Interface dataset entries:

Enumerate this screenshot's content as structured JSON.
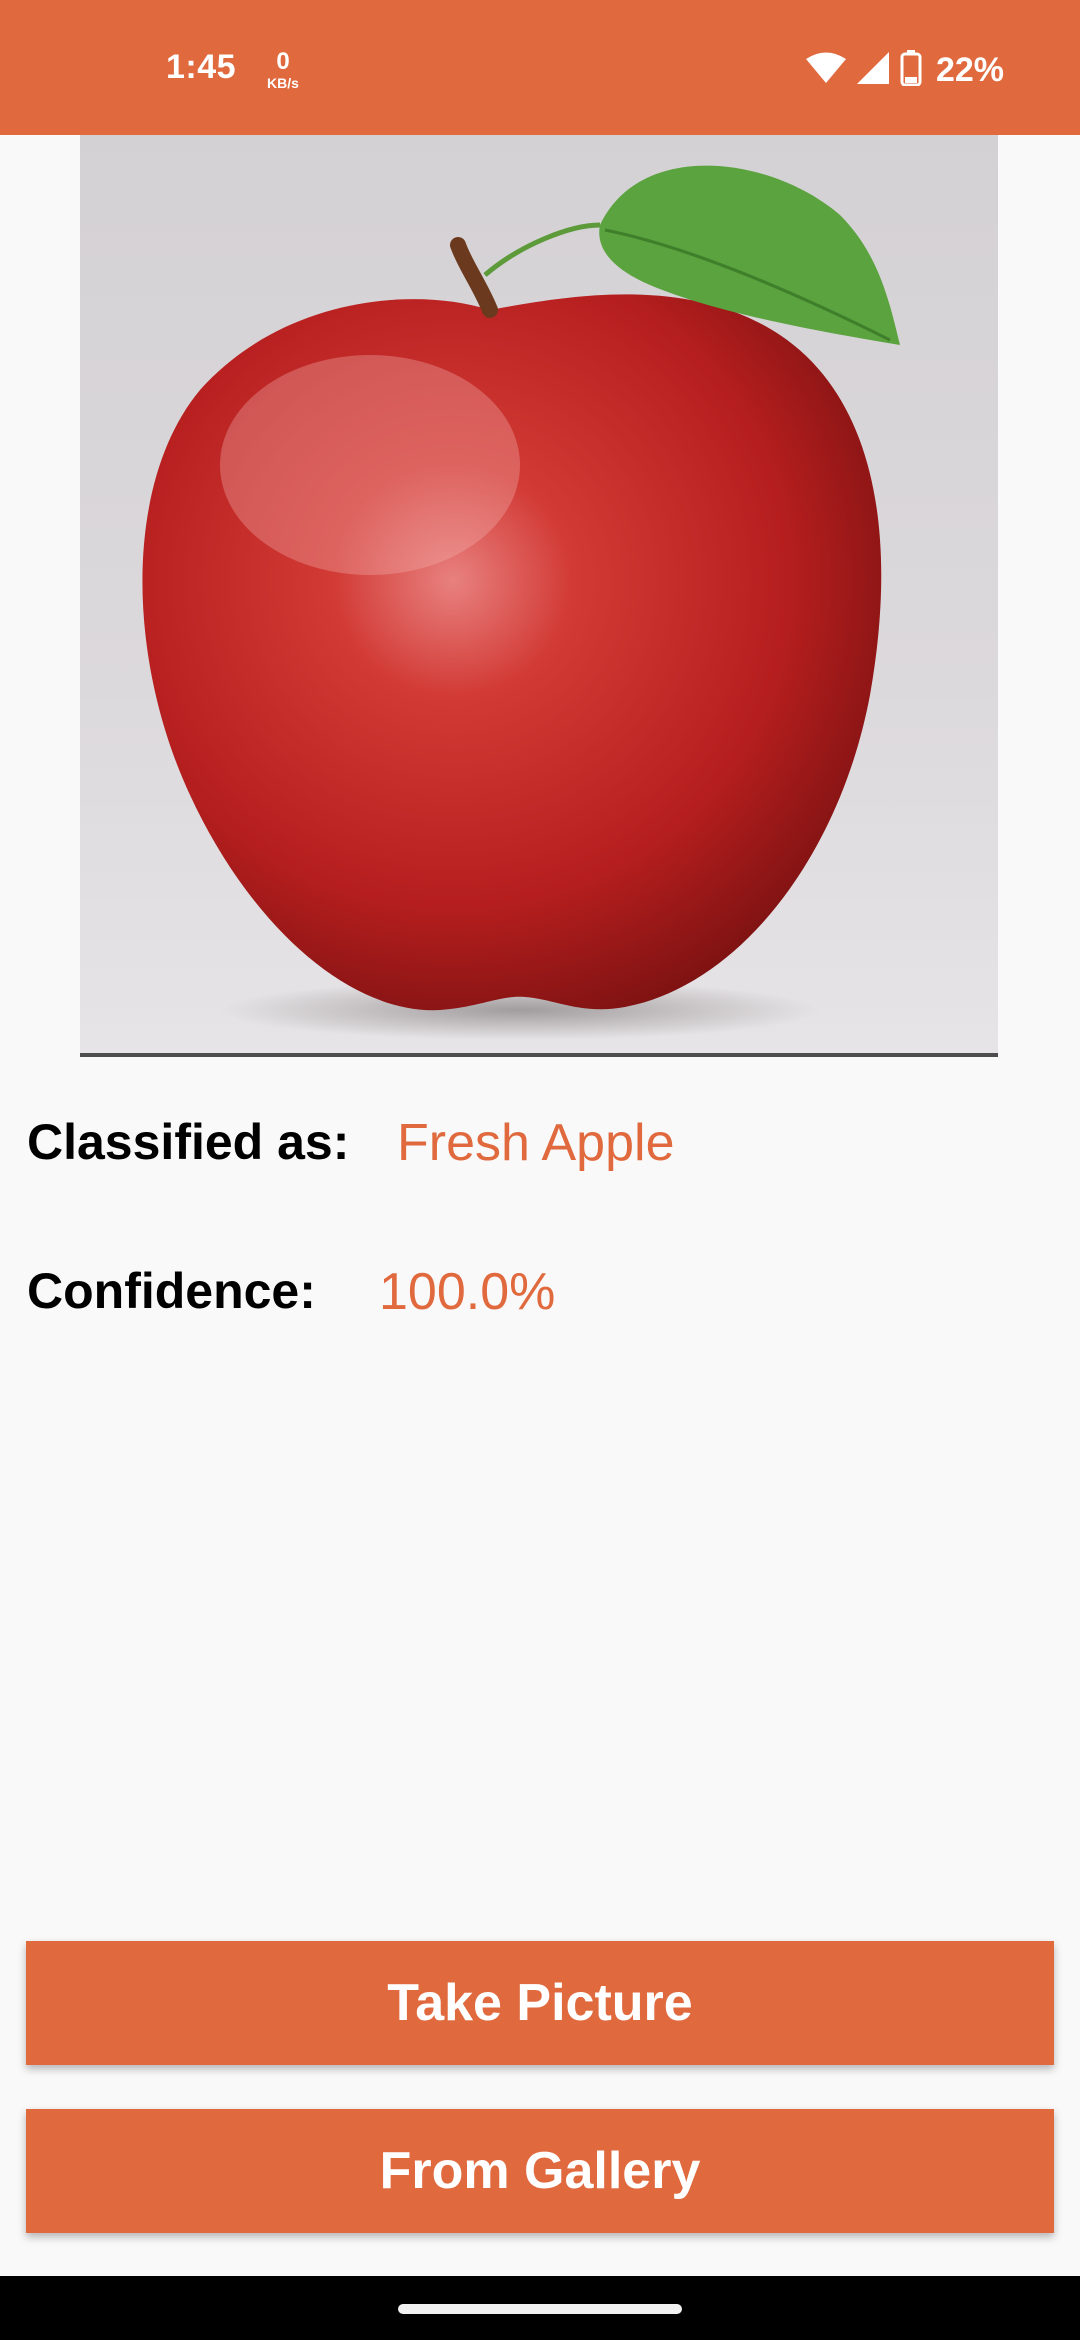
{
  "status_bar": {
    "time": "1:45",
    "net_speed_value": "0",
    "net_speed_unit": "KB/s",
    "battery_percent": "22%",
    "icons": [
      "wifi-icon",
      "cell-signal-icon",
      "battery-icon"
    ]
  },
  "image": {
    "subject": "apple-photo"
  },
  "result": {
    "classified_label": "Classified as:",
    "classified_value": "Fresh Apple",
    "confidence_label": "Confidence:",
    "confidence_value": "100.0%"
  },
  "buttons": {
    "take_picture": "Take Picture",
    "from_gallery": "From Gallery"
  },
  "colors": {
    "accent": "#e0693e",
    "background": "#f9f9f9"
  }
}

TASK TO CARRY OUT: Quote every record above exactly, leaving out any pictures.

ANSWER TO THE PROBLEM:
Enumerate this screenshot's content as structured JSON.
{
  "status_bar": {
    "time": "1:45",
    "net_speed_value": "0",
    "net_speed_unit": "KB/s",
    "battery_percent": "22%",
    "icons": [
      "wifi-icon",
      "cell-signal-icon",
      "battery-icon"
    ]
  },
  "image": {
    "subject": "apple-photo"
  },
  "result": {
    "classified_label": "Classified as:",
    "classified_value": "Fresh Apple",
    "confidence_label": "Confidence:",
    "confidence_value": "100.0%"
  },
  "buttons": {
    "take_picture": "Take Picture",
    "from_gallery": "From Gallery"
  },
  "colors": {
    "accent": "#e0693e",
    "background": "#f9f9f9"
  }
}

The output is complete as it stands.